*ASSIGNMENT*.
Your answer must be an exact copy of the entries below, with no pictures in it.

(Beginning of WORKING DATA)

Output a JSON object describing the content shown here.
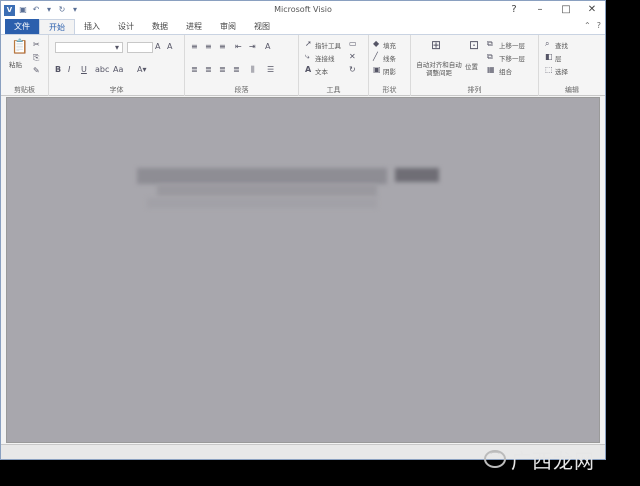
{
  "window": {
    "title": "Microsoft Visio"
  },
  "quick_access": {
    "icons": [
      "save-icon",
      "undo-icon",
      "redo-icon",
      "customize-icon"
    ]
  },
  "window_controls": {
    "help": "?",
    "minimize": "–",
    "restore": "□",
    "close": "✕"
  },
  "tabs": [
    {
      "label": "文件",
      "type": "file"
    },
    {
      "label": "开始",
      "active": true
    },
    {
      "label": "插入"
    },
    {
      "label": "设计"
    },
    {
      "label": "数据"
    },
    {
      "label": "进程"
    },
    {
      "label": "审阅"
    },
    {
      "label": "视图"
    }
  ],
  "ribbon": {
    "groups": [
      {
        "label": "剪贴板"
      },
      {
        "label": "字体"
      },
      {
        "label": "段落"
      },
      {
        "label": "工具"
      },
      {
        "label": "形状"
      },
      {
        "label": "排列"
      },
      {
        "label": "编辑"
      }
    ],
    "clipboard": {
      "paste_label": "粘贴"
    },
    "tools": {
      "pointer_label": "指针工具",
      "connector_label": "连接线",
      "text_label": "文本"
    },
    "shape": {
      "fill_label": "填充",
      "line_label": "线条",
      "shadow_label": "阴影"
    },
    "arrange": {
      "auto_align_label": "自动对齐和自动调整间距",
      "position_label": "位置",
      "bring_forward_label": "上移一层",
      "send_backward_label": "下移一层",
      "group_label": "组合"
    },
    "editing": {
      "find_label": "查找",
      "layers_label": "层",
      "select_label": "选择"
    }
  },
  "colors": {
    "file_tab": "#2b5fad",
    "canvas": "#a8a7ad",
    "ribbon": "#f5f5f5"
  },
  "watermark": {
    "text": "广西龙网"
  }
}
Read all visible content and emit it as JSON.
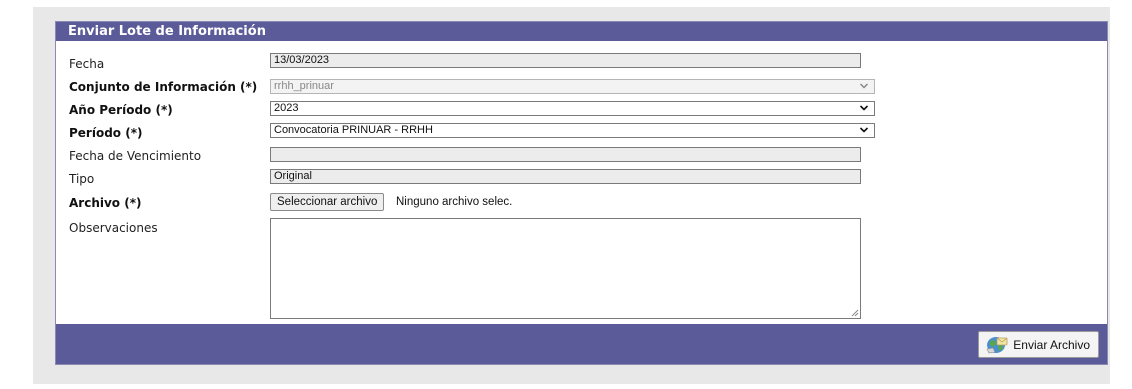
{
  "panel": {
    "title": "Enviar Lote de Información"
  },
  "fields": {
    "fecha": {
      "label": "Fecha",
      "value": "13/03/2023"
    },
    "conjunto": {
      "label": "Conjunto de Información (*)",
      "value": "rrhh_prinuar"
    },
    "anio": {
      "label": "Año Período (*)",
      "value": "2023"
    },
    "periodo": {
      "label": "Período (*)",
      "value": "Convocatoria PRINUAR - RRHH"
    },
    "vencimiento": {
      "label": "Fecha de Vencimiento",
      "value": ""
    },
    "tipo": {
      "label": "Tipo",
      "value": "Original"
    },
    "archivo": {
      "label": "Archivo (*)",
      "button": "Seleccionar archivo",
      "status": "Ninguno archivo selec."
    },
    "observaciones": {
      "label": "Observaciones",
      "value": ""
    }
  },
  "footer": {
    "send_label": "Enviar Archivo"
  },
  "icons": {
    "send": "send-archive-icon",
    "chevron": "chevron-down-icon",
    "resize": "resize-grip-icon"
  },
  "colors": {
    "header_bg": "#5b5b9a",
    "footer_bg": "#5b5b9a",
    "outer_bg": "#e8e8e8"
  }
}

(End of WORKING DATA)

*ANSWER SPACE*.
Output a JSON object describing the content shown here.
{
  "window": {
    "title": "Microsoft Visio"
  },
  "quick_access": {
    "icons": [
      "save-icon",
      "undo-icon",
      "redo-icon",
      "customize-icon"
    ]
  },
  "window_controls": {
    "help": "?",
    "minimize": "–",
    "restore": "□",
    "close": "✕"
  },
  "tabs": [
    {
      "label": "文件",
      "type": "file"
    },
    {
      "label": "开始",
      "active": true
    },
    {
      "label": "插入"
    },
    {
      "label": "设计"
    },
    {
      "label": "数据"
    },
    {
      "label": "进程"
    },
    {
      "label": "审阅"
    },
    {
      "label": "视图"
    }
  ],
  "ribbon": {
    "groups": [
      {
        "label": "剪贴板"
      },
      {
        "label": "字体"
      },
      {
        "label": "段落"
      },
      {
        "label": "工具"
      },
      {
        "label": "形状"
      },
      {
        "label": "排列"
      },
      {
        "label": "编辑"
      }
    ],
    "clipboard": {
      "paste_label": "粘贴"
    },
    "tools": {
      "pointer_label": "指针工具",
      "connector_label": "连接线",
      "text_label": "文本"
    },
    "shape": {
      "fill_label": "填充",
      "line_label": "线条",
      "shadow_label": "阴影"
    },
    "arrange": {
      "auto_align_label": "自动对齐和自动调整间距",
      "position_label": "位置",
      "bring_forward_label": "上移一层",
      "send_backward_label": "下移一层",
      "group_label": "组合"
    },
    "editing": {
      "find_label": "查找",
      "layers_label": "层",
      "select_label": "选择"
    }
  },
  "colors": {
    "file_tab": "#2b5fad",
    "canvas": "#a8a7ad",
    "ribbon": "#f5f5f5"
  },
  "watermark": {
    "text": "广西龙网"
  }
}
Read all visible content and emit it as JSON.
{
  "panel": {
    "title": "Enviar Lote de Información"
  },
  "fields": {
    "fecha": {
      "label": "Fecha",
      "value": "13/03/2023"
    },
    "conjunto": {
      "label": "Conjunto de Información (*)",
      "value": "rrhh_prinuar"
    },
    "anio": {
      "label": "Año Período (*)",
      "value": "2023"
    },
    "periodo": {
      "label": "Período (*)",
      "value": "Convocatoria PRINUAR - RRHH"
    },
    "vencimiento": {
      "label": "Fecha de Vencimiento",
      "value": ""
    },
    "tipo": {
      "label": "Tipo",
      "value": "Original"
    },
    "archivo": {
      "label": "Archivo (*)",
      "button": "Seleccionar archivo",
      "status": "Ninguno archivo selec."
    },
    "observaciones": {
      "label": "Observaciones",
      "value": ""
    }
  },
  "footer": {
    "send_label": "Enviar Archivo"
  },
  "icons": {
    "send": "send-archive-icon",
    "chevron": "chevron-down-icon",
    "resize": "resize-grip-icon"
  },
  "colors": {
    "header_bg": "#5b5b9a",
    "footer_bg": "#5b5b9a",
    "outer_bg": "#e8e8e8"
  }
}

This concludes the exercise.